→ **TASK OBJECTIVE**: In the listing below, find each line with the string "description" and report it.

→ **DATA PROVIDED**:
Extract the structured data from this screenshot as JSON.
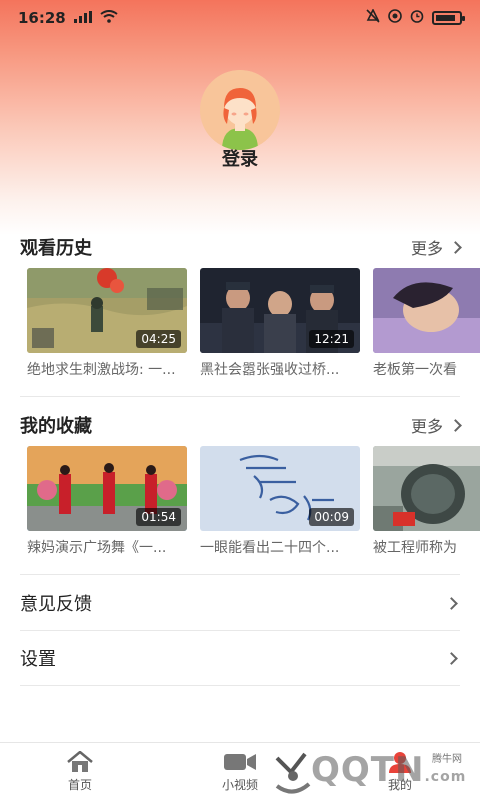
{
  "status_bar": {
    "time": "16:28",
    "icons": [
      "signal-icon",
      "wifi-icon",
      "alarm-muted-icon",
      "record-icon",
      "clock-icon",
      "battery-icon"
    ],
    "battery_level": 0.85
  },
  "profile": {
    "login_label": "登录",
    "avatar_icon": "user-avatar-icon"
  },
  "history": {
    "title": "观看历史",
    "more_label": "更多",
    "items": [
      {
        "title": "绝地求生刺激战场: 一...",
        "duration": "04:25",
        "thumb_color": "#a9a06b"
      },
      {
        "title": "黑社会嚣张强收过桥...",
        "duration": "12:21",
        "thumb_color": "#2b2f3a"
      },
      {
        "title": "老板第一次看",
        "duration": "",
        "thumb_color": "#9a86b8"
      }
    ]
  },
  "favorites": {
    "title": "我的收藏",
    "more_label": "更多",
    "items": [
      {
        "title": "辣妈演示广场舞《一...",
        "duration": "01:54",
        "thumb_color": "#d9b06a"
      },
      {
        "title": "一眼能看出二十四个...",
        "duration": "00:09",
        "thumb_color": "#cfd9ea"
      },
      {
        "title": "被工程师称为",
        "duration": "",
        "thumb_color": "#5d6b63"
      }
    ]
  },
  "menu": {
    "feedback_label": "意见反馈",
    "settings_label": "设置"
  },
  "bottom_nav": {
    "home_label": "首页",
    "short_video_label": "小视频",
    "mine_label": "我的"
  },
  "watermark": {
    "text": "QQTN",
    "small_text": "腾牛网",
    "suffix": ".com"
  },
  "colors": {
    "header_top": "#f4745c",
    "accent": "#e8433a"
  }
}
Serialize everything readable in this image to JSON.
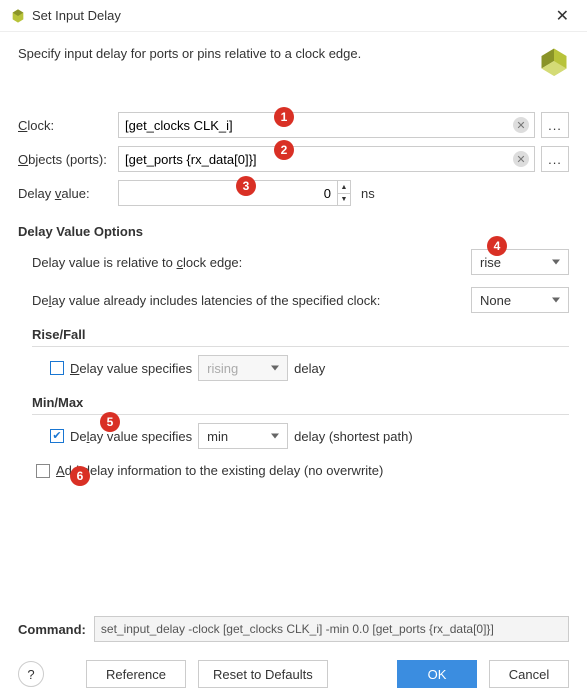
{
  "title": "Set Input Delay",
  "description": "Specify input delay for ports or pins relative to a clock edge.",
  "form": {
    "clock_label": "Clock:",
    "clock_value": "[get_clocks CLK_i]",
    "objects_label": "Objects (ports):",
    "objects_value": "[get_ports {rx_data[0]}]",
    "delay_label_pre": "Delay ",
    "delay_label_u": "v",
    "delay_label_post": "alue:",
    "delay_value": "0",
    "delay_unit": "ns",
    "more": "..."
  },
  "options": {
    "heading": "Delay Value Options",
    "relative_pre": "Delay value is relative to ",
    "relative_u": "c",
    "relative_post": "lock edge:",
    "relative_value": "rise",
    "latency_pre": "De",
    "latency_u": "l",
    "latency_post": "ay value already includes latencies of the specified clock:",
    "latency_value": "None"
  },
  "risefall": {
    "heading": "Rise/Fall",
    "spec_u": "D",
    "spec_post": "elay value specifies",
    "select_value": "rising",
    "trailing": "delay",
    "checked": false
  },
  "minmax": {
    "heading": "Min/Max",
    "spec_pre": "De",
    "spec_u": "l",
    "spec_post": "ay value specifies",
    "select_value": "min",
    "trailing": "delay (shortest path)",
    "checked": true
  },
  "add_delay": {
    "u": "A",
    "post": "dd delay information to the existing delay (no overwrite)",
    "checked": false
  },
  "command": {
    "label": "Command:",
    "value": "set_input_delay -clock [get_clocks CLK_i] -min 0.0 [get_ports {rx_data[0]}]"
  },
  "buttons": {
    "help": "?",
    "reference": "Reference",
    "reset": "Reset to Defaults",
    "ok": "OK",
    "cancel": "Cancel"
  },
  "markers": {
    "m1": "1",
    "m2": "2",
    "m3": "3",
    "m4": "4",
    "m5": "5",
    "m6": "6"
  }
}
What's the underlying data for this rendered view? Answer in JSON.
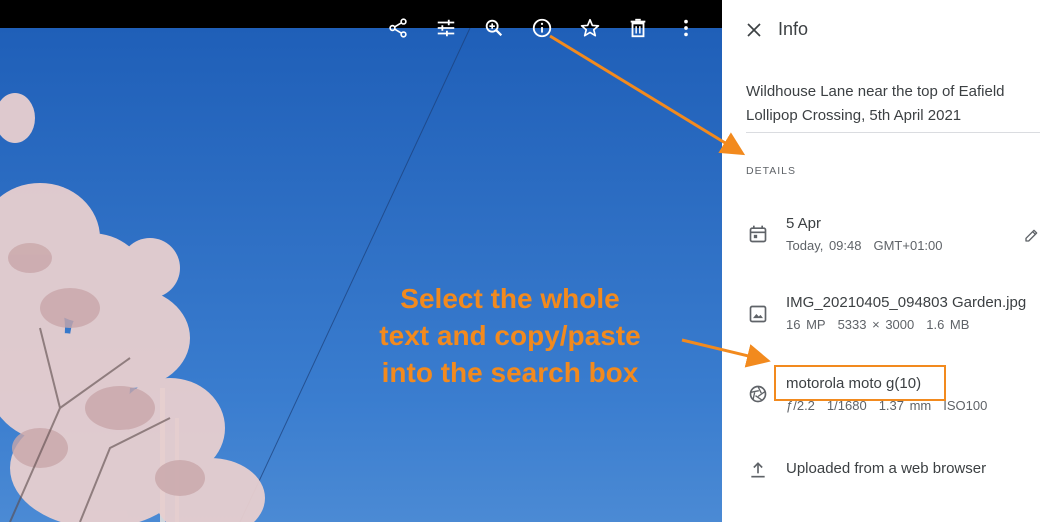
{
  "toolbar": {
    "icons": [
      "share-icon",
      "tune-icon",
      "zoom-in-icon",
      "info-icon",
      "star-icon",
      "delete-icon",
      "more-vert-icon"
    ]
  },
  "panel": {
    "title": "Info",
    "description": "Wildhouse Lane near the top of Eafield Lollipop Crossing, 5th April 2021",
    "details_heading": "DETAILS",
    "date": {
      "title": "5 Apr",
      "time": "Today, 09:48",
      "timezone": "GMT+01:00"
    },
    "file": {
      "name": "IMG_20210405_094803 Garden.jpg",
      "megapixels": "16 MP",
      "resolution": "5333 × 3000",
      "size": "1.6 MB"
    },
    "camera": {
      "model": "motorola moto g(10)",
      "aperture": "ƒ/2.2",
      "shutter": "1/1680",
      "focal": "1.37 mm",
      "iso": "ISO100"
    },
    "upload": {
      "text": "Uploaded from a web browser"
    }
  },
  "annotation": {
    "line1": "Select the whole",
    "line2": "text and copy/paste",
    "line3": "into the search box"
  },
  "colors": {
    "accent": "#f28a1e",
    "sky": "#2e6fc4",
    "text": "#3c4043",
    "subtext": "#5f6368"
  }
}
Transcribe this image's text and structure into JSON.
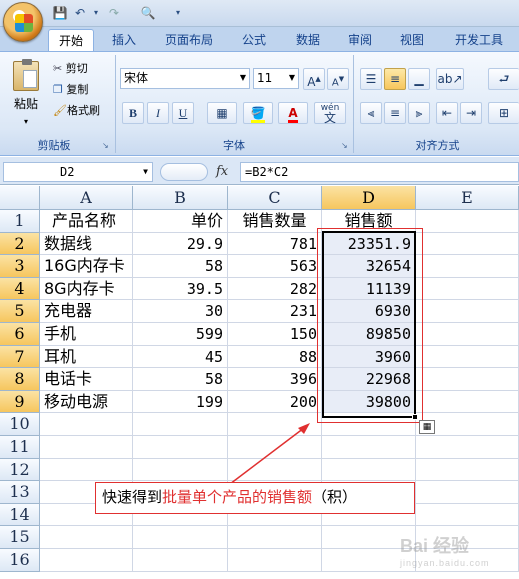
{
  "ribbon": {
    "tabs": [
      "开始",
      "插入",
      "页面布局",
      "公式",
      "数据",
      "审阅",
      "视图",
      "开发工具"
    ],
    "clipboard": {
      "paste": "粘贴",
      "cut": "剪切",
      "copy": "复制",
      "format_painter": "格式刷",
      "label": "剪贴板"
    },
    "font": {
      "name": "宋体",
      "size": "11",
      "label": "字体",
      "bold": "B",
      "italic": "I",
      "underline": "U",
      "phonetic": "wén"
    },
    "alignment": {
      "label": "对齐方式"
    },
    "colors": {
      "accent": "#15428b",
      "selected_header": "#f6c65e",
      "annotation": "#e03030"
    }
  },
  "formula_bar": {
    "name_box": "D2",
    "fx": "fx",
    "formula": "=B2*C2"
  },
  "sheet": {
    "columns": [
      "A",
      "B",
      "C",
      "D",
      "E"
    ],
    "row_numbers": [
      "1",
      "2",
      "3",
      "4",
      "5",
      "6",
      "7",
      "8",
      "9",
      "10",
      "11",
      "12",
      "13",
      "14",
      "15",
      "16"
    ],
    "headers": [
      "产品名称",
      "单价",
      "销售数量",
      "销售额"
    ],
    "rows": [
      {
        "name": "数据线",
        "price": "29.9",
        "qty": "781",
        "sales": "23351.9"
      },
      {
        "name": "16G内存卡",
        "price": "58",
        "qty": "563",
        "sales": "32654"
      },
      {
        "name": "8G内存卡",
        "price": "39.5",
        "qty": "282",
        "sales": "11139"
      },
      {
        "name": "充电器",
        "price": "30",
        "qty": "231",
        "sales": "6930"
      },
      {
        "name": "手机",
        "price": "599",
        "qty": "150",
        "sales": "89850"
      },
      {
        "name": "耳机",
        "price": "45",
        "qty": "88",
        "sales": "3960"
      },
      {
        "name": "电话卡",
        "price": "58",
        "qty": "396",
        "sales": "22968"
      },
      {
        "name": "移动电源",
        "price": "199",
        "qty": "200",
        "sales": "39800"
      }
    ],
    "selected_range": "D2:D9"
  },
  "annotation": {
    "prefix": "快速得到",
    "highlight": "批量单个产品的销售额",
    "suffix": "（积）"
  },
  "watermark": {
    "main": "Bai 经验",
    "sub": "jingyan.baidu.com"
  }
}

→ **FINISHED EXERCISE**:
  "description": "Specify input delay for ports or pins relative to a clock edge.",
    "description": "Wildhouse Lane near the top of Eafield Lollipop Crossing, 5th April 2021",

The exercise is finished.